IBA student and the recipient of the IBA travel grant for research stays abroad, Anders Madsen, has spent six months in the US working on his PhD (he is currently enrolled at The University of Bergen). This is what he had to say about it!
From July to December 2018 I conducted research in Dr. Ali Ellebedy’s lab at Washington University in St. Louis and in Professor Florian Krammer’s lab at Icahn School of Medicine at Mount Sinai in New York. As a medical research student at University of Bergen, my project aims at better understanding the antibody response to influenza. The purpose of this research visit was to address fundamental questions about the immune response to influenza by generating monoclonal antibodies from human B-cells.
Although influenza is a harmless disease for most people, it accounts for around 300 000 to 600 000 deaths every year.

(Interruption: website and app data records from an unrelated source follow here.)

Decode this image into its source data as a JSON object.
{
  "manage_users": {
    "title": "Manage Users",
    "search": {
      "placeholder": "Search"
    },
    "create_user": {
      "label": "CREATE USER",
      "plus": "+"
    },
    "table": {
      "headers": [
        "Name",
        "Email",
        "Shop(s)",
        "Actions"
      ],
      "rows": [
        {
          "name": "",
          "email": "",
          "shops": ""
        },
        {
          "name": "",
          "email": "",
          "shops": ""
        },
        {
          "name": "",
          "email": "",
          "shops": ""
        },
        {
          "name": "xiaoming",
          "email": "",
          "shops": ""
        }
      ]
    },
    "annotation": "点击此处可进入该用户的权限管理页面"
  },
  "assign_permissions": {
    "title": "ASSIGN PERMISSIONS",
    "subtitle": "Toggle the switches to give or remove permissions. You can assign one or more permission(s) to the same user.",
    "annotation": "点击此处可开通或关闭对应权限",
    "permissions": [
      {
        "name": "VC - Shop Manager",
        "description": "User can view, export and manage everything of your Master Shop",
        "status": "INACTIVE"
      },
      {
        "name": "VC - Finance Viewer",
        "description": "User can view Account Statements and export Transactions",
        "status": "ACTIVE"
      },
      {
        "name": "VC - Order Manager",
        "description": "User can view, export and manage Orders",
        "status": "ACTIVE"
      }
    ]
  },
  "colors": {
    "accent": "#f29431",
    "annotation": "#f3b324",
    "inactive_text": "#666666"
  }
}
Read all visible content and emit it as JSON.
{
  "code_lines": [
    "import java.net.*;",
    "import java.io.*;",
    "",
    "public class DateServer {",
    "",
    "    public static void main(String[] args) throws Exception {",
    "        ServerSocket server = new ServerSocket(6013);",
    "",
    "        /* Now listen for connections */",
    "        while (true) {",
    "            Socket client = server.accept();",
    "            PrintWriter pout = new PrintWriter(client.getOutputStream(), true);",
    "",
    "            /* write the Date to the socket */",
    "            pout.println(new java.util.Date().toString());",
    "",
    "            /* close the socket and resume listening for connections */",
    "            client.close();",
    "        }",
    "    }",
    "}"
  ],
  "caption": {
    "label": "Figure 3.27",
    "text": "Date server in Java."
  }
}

A major goal in the field of influenza is to develop an efficient prophylactic vaccine that provides long-lasting protection against a broad range of influenza viruses. The current seasonal influenza vaccines do not have these traits. My research project in USA involved generating monoclonal antibodies against neuraminidase (NA), which is a protein located on the surface of the influenza virus. We found that the antibodies targeting NA could bind to a broad range of influenza viruses, and were able to protect mice from lethal influenza infection. Our findings will bring valuable insight into the NA-specific antibody response to influenza. We plan to publish our results in a high-ranking international journal, and hope that it will contribute to generate better vaccination strategies for influenza in the future.
What I bring back to Norway is an increased knowledge of immunology and influenza, and a broader view of research in general. I have learned many new laboratory techniques and experiments, which we plan to establish here at the Influenza Centre, University of Bergen. The research visit has strengthened the collaboration with the research groups in USA, and I have made lifelong friends. To be given the opportunity to learn from world leading influenza researchers has been an invaluable experience for me as a young scientist.I will always remember my six months in USA – not because of the country itself, or because it is the longest I’ve ever been away from home, or even because it was the most hardworking months of my life, but because of the inspiring people I worked with. I am very thankful for the IBA travel grant, which made this research visit possible.